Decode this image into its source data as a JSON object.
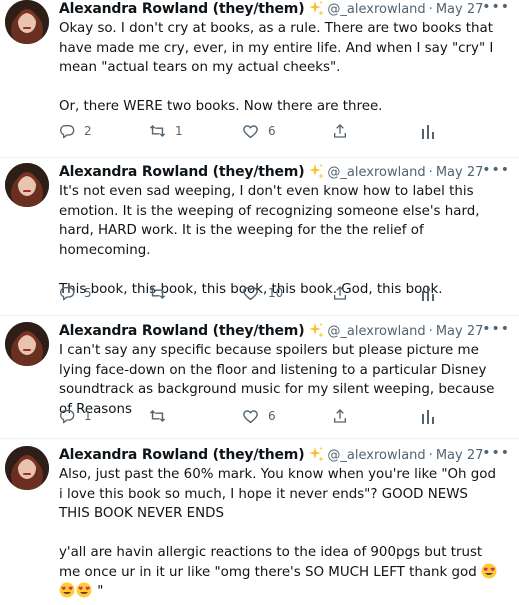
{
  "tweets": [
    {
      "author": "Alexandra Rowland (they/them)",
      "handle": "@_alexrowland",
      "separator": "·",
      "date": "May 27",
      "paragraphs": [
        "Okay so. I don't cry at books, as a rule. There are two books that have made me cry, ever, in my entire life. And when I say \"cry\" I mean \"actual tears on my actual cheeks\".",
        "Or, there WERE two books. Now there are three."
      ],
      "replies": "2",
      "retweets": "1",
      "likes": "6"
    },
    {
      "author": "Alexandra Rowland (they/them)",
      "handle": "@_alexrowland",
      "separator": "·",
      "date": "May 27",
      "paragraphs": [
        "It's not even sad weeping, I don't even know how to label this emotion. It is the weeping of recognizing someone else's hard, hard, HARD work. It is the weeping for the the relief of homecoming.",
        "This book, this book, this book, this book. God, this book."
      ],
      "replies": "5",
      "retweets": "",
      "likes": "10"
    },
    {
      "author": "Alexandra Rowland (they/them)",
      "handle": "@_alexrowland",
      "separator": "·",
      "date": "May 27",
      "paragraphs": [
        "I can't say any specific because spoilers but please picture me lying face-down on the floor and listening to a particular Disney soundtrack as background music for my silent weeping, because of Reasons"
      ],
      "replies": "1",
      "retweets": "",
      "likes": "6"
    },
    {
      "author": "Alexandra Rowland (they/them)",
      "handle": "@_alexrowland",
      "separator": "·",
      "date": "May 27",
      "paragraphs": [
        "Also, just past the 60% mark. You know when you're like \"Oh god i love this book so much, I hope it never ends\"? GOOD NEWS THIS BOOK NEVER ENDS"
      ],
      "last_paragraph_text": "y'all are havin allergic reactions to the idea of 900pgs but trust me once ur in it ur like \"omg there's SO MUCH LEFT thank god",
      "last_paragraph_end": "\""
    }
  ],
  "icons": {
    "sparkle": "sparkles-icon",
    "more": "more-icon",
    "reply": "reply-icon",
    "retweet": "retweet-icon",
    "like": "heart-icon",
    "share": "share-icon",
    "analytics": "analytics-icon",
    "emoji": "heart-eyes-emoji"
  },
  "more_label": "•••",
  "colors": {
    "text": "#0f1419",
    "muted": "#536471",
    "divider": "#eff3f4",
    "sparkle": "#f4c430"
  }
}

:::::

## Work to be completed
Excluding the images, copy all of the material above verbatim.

## Task response
Decode this image into its source data as a JSON object.
{
  "tweets": [
    {
      "author": "Alexandra Rowland (they/them)",
      "handle": "@_alexrowland",
      "separator": "·",
      "date": "May 27",
      "paragraphs": [
        "Okay so. I don't cry at books, as a rule. There are two books that have made me cry, ever, in my entire life. And when I say \"cry\" I mean \"actual tears on my actual cheeks\".",
        "Or, there WERE two books. Now there are three."
      ],
      "replies": "2",
      "retweets": "1",
      "likes": "6"
    },
    {
      "author": "Alexandra Rowland (they/them)",
      "handle": "@_alexrowland",
      "separator": "·",
      "date": "May 27",
      "paragraphs": [
        "It's not even sad weeping, I don't even know how to label this emotion. It is the weeping of recognizing someone else's hard, hard, HARD work. It is the weeping for the the relief of homecoming.",
        "This book, this book, this book, this book. God, this book."
      ],
      "replies": "5",
      "retweets": "",
      "likes": "10"
    },
    {
      "author": "Alexandra Rowland (they/them)",
      "handle": "@_alexrowland",
      "separator": "·",
      "date": "May 27",
      "paragraphs": [
        "I can't say any specific because spoilers but please picture me lying face-down on the floor and listening to a particular Disney soundtrack as background music for my silent weeping, because of Reasons"
      ],
      "replies": "1",
      "retweets": "",
      "likes": "6"
    },
    {
      "author": "Alexandra Rowland (they/them)",
      "handle": "@_alexrowland",
      "separator": "·",
      "date": "May 27",
      "paragraphs": [
        "Also, just past the 60% mark. You know when you're like \"Oh god i love this book so much, I hope it never ends\"? GOOD NEWS THIS BOOK NEVER ENDS"
      ],
      "last_paragraph_text": "y'all are havin allergic reactions to the idea of 900pgs but trust me once ur in it ur like \"omg there's SO MUCH LEFT thank god",
      "last_paragraph_end": "\""
    }
  ],
  "icons": {
    "sparkle": "sparkles-icon",
    "more": "more-icon",
    "reply": "reply-icon",
    "retweet": "retweet-icon",
    "like": "heart-icon",
    "share": "share-icon",
    "analytics": "analytics-icon",
    "emoji": "heart-eyes-emoji"
  },
  "more_label": "•••",
  "colors": {
    "text": "#0f1419",
    "muted": "#536471",
    "divider": "#eff3f4",
    "sparkle": "#f4c430"
  }
}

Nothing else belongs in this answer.